** Opening AVAILABLE RECORDS block **
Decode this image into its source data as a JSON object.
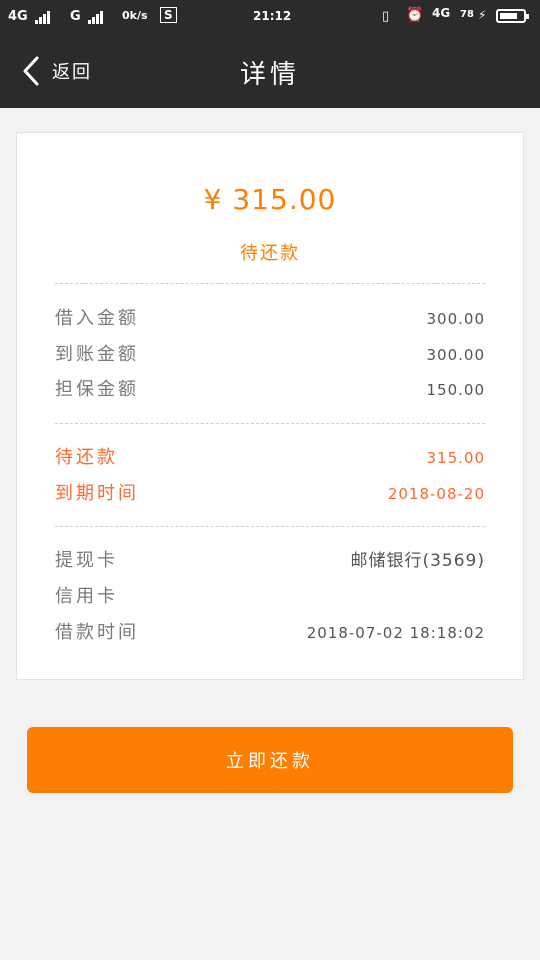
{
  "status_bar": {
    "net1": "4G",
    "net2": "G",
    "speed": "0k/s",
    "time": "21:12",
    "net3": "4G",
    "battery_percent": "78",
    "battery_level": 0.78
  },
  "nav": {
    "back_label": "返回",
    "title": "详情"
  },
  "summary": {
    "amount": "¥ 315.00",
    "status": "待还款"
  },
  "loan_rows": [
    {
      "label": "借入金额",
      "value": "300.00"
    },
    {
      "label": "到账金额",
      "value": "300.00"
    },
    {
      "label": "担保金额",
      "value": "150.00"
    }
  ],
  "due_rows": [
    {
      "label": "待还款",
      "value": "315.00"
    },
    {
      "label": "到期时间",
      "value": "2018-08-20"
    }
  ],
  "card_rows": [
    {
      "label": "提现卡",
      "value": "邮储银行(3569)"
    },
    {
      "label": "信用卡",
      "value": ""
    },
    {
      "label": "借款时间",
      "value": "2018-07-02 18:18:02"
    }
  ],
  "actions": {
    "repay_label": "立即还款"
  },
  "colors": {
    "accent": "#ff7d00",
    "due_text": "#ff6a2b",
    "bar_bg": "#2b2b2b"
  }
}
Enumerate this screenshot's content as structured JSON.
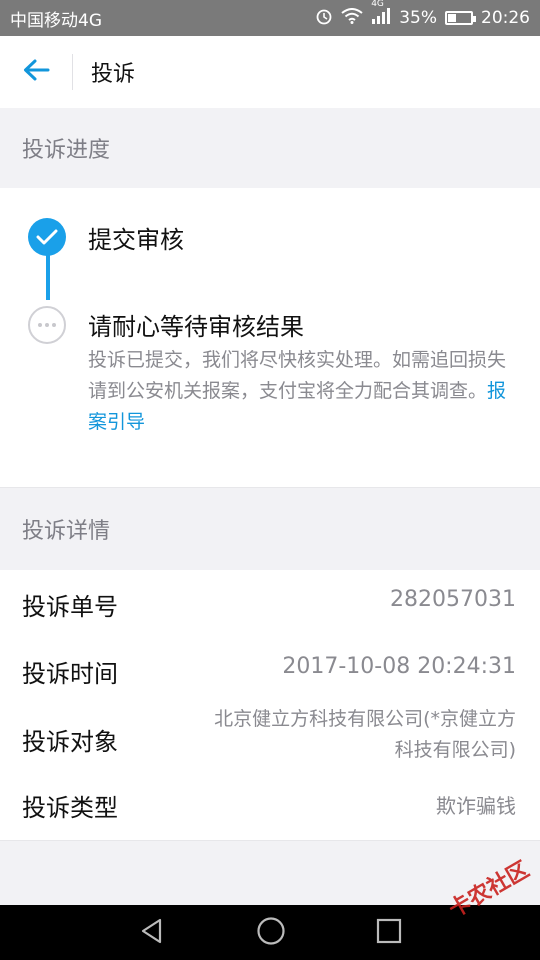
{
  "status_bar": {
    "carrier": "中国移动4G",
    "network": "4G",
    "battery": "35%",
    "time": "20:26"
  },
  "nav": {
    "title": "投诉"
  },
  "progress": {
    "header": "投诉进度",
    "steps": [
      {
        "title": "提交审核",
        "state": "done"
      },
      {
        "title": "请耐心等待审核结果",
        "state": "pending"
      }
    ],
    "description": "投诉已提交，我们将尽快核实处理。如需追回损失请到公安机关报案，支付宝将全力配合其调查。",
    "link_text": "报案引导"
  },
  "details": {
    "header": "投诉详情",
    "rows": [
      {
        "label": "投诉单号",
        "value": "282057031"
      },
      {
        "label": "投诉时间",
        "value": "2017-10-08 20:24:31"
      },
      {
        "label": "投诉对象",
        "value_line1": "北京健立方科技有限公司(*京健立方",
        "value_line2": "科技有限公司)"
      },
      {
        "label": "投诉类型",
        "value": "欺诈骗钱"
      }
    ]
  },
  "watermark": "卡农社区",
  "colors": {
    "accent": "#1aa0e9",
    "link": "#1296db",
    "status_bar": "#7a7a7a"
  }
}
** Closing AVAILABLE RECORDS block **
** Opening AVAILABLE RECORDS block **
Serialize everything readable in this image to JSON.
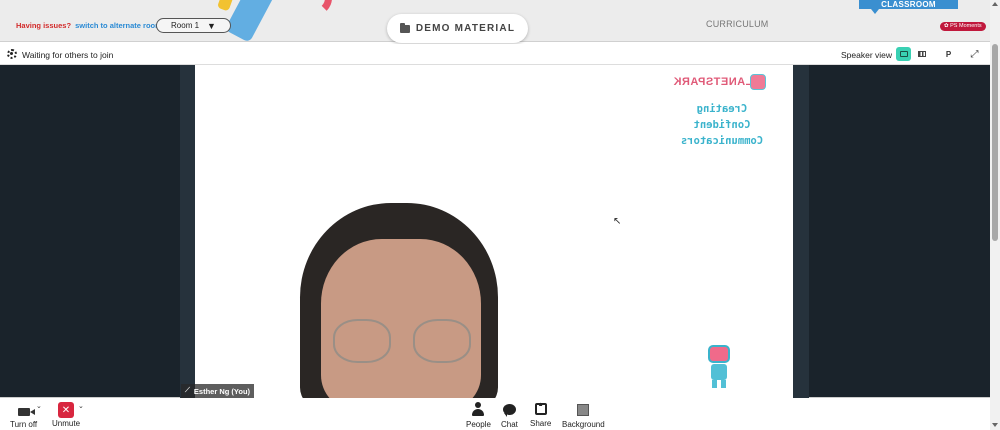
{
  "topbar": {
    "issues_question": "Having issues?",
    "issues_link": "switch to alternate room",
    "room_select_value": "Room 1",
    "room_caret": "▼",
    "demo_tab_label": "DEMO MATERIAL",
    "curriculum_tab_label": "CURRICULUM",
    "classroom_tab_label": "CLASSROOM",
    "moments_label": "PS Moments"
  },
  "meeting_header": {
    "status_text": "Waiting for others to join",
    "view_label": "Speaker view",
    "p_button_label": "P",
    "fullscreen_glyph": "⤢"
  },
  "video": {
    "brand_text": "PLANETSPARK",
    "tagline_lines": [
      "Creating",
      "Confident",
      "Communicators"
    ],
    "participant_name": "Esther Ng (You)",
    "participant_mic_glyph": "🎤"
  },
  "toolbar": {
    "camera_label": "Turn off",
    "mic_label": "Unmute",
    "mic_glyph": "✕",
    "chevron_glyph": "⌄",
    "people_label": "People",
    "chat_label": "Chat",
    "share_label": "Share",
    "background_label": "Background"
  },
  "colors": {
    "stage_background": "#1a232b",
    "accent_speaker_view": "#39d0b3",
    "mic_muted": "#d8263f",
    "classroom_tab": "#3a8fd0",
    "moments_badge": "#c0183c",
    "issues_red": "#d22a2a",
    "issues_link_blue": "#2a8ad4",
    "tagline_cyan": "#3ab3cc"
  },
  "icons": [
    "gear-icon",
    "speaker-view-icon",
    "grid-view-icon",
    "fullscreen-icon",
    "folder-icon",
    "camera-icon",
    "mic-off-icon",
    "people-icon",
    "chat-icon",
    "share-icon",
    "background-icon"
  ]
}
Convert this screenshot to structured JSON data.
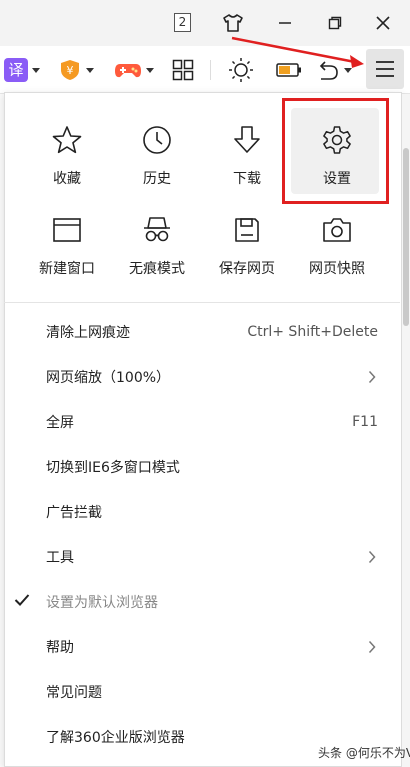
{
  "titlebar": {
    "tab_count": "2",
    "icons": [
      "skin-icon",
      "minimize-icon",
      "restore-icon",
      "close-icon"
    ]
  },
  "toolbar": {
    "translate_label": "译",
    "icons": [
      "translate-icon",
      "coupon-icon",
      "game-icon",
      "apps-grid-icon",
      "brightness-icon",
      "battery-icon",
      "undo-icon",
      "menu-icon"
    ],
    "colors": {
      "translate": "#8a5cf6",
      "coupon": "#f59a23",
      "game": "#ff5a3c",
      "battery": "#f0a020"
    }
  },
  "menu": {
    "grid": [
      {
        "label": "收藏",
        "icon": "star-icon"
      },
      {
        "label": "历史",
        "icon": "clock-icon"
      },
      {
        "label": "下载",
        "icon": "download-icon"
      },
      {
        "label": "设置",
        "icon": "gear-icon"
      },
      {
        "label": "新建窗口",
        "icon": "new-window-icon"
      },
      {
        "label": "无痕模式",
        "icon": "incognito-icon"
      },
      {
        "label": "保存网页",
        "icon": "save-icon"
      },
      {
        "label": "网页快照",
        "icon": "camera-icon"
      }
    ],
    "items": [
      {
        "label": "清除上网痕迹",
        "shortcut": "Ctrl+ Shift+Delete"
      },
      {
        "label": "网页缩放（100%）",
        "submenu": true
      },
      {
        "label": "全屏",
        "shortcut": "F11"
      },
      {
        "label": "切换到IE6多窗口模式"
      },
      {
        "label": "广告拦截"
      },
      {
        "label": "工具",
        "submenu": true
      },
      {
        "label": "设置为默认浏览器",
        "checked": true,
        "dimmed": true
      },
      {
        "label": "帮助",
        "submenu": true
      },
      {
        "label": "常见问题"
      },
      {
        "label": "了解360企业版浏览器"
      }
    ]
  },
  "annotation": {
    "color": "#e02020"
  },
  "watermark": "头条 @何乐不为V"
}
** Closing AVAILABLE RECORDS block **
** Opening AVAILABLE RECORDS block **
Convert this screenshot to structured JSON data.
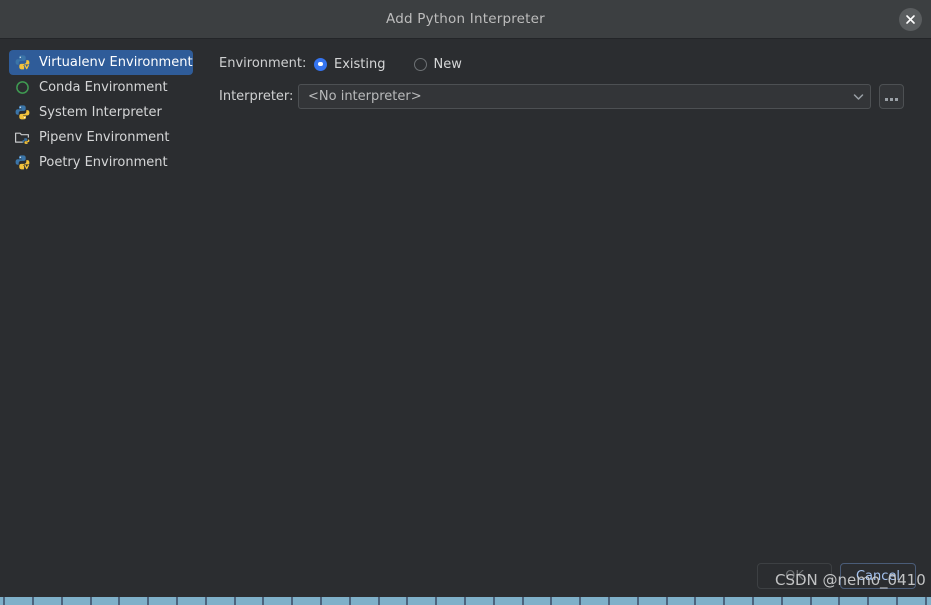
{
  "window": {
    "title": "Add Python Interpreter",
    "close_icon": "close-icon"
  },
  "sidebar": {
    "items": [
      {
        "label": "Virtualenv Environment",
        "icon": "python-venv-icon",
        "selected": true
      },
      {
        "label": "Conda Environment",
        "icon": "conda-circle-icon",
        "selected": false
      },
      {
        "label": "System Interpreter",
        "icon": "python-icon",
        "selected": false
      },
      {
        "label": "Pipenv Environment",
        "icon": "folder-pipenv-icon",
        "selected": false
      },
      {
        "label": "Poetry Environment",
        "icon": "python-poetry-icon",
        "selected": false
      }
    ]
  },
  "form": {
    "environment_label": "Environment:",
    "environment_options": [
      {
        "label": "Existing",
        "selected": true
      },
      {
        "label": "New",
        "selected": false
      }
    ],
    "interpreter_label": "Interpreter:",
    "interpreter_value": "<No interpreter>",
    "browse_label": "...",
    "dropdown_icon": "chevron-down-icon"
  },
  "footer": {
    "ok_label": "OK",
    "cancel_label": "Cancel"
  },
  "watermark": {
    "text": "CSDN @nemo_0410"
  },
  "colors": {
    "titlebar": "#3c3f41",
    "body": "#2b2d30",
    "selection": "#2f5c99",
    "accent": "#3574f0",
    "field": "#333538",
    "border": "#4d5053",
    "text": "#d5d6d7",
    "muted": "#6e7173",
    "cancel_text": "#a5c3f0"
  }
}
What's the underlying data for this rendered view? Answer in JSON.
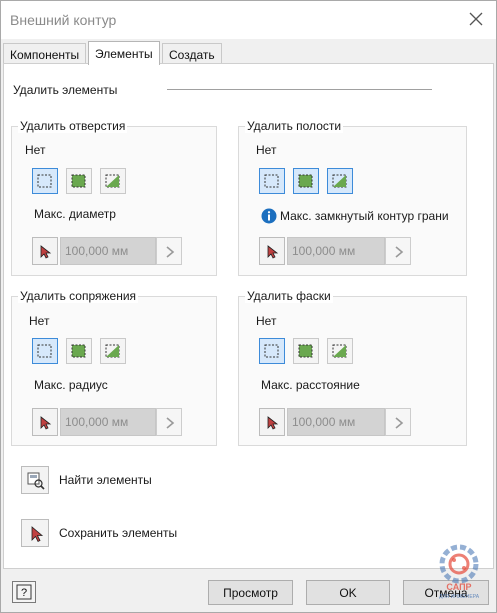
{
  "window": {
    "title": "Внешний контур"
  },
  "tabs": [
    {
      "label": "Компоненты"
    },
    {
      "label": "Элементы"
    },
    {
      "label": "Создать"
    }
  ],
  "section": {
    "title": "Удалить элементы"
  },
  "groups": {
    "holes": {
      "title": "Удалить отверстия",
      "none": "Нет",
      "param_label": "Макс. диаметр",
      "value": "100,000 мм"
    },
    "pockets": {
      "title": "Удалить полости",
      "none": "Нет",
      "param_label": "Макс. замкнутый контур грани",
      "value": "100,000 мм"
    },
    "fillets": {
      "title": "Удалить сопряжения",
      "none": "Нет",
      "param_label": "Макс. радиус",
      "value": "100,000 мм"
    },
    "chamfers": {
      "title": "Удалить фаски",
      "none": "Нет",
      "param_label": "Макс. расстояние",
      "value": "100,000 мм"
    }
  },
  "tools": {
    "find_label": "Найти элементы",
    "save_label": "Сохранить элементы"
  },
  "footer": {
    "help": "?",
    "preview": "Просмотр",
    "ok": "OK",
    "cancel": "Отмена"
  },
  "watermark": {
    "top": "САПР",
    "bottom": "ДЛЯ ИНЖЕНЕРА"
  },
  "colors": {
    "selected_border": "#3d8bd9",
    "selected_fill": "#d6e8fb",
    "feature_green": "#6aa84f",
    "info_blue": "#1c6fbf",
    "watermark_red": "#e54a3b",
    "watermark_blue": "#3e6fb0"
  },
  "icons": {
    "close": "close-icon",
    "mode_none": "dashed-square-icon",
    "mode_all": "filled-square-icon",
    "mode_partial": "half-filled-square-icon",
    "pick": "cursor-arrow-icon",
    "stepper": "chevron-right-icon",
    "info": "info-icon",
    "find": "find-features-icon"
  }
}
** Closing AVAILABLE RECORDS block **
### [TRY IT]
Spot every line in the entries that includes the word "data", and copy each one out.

### [EXERCISE OUTPUT]
Decode this image into its source data as a JSON object.
Convert this screenshot to structured JSON data.
Convert this screenshot to structured JSON data.
What's the underlying data for this rendered view? Answer in JSON.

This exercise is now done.